[Dataset]

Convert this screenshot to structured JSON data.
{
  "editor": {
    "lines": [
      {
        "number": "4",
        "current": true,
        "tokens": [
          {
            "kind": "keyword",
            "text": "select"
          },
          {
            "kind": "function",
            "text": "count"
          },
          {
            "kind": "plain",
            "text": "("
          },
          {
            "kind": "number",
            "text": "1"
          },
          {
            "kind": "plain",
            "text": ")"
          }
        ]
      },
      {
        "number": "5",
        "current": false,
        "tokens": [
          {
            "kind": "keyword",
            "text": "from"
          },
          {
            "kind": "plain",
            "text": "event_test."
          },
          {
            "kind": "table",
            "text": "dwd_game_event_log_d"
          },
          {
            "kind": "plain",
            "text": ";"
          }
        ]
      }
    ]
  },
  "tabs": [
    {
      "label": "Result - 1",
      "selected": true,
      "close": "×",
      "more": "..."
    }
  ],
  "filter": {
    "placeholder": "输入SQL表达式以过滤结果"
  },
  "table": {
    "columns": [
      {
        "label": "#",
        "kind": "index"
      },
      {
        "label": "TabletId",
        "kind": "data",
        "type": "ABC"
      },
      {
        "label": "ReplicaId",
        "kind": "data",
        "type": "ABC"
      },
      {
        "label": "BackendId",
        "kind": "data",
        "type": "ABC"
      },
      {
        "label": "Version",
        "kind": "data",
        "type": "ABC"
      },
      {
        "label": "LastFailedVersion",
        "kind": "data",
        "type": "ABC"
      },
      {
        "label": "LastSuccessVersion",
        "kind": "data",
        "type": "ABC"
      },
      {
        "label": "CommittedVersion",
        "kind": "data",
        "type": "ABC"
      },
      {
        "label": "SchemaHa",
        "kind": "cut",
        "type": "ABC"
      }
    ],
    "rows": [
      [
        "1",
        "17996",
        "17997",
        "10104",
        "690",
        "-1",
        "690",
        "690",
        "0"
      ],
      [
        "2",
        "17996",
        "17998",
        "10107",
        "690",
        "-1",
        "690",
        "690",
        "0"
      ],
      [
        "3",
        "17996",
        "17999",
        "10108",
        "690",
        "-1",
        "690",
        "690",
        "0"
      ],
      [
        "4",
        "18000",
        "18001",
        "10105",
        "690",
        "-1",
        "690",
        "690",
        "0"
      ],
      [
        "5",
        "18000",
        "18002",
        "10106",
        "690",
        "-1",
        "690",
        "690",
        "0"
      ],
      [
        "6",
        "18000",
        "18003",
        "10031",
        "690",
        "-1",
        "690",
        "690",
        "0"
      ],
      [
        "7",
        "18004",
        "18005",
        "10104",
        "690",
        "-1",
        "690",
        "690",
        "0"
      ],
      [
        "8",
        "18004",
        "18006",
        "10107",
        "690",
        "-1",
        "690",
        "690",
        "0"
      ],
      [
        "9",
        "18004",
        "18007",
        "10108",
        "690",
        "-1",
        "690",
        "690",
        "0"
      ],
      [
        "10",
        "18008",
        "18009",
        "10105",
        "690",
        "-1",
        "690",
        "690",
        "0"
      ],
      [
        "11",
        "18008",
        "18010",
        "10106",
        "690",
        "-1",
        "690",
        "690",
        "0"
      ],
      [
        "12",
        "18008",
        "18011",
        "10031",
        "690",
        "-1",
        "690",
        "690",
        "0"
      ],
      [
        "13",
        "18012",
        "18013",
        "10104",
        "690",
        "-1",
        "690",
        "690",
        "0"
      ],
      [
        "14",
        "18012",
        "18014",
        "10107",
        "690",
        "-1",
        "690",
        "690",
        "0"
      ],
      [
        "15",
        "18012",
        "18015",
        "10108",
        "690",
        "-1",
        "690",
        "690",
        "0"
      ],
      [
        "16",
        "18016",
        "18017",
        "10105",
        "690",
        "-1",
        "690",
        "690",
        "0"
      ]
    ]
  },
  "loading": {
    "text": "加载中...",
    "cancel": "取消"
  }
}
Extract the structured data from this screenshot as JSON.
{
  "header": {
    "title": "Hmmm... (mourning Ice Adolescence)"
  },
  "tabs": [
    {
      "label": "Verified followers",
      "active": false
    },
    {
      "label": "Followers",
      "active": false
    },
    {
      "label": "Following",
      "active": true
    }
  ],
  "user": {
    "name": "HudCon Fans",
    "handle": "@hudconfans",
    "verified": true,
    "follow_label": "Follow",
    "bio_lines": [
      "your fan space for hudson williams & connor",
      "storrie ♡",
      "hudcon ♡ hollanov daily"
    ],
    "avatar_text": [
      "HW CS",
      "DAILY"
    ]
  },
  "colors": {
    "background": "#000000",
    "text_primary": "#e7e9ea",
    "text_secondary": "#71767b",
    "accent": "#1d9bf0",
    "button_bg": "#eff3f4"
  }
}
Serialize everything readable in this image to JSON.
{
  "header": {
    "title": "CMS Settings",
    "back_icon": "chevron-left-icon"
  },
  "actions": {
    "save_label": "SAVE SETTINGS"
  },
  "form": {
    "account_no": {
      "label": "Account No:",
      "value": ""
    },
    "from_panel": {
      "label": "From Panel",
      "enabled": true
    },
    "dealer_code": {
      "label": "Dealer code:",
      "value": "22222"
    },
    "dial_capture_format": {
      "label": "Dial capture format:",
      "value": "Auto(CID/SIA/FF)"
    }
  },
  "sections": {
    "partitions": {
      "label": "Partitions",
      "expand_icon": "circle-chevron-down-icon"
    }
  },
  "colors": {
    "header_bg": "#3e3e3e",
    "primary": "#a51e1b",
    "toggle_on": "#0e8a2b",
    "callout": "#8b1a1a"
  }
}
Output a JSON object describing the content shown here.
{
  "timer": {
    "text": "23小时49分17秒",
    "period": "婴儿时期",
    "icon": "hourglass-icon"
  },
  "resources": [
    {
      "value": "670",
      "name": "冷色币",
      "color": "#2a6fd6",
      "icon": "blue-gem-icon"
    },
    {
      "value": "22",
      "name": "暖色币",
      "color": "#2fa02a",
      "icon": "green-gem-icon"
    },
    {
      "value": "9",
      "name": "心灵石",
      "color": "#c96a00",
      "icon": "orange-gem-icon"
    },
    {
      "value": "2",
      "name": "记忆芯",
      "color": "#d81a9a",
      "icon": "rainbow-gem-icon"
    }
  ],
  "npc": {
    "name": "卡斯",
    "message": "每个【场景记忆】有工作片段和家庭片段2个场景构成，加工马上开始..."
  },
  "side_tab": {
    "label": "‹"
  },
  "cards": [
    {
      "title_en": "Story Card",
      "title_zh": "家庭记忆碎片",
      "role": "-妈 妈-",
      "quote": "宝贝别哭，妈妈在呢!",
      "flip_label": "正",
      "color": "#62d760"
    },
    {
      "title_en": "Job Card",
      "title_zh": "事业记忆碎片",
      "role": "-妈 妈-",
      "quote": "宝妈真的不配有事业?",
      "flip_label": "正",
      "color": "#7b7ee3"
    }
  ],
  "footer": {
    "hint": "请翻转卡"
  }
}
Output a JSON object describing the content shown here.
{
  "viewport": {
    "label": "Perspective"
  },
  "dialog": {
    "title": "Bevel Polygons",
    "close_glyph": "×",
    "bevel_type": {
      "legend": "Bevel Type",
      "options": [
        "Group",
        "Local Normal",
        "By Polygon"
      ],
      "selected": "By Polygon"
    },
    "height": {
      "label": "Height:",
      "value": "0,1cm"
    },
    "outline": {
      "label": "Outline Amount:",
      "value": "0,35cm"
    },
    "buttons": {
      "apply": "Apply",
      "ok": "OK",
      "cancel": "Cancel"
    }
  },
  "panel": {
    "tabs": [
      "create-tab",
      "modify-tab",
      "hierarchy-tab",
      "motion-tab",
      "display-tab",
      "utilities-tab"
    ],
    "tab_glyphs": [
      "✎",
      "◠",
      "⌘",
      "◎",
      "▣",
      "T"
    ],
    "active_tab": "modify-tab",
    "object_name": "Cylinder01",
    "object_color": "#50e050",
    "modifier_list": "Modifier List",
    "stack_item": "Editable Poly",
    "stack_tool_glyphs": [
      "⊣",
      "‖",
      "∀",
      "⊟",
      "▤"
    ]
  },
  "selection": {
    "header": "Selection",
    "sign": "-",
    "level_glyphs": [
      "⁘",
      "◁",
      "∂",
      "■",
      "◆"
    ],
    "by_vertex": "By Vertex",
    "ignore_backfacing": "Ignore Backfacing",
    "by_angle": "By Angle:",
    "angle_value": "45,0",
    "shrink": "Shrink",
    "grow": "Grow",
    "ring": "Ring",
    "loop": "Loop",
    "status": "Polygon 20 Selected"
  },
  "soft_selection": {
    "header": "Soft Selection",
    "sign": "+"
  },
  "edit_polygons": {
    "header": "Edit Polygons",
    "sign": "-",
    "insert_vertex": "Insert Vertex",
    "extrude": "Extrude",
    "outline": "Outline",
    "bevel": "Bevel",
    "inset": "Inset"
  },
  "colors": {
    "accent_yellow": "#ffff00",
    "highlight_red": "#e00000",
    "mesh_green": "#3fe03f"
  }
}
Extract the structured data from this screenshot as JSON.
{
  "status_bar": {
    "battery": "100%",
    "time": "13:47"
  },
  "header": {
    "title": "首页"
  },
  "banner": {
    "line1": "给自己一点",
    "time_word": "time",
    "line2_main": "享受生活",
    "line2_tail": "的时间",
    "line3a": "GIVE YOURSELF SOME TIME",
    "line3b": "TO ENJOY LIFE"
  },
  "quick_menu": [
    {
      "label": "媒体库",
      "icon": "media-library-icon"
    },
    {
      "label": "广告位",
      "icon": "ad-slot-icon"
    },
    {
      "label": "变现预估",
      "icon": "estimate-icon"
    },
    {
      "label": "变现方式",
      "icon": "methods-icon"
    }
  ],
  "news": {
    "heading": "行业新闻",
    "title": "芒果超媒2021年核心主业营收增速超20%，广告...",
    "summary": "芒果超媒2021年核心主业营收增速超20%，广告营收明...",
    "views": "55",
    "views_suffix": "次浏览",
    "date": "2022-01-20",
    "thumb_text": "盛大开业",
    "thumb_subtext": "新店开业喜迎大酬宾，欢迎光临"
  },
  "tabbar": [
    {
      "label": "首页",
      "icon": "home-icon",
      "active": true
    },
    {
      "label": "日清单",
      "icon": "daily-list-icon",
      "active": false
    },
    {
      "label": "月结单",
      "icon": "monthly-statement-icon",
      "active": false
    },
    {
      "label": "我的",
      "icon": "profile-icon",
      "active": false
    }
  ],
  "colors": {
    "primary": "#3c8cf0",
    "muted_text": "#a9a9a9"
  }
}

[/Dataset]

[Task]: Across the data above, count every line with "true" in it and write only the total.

[Task response]: 6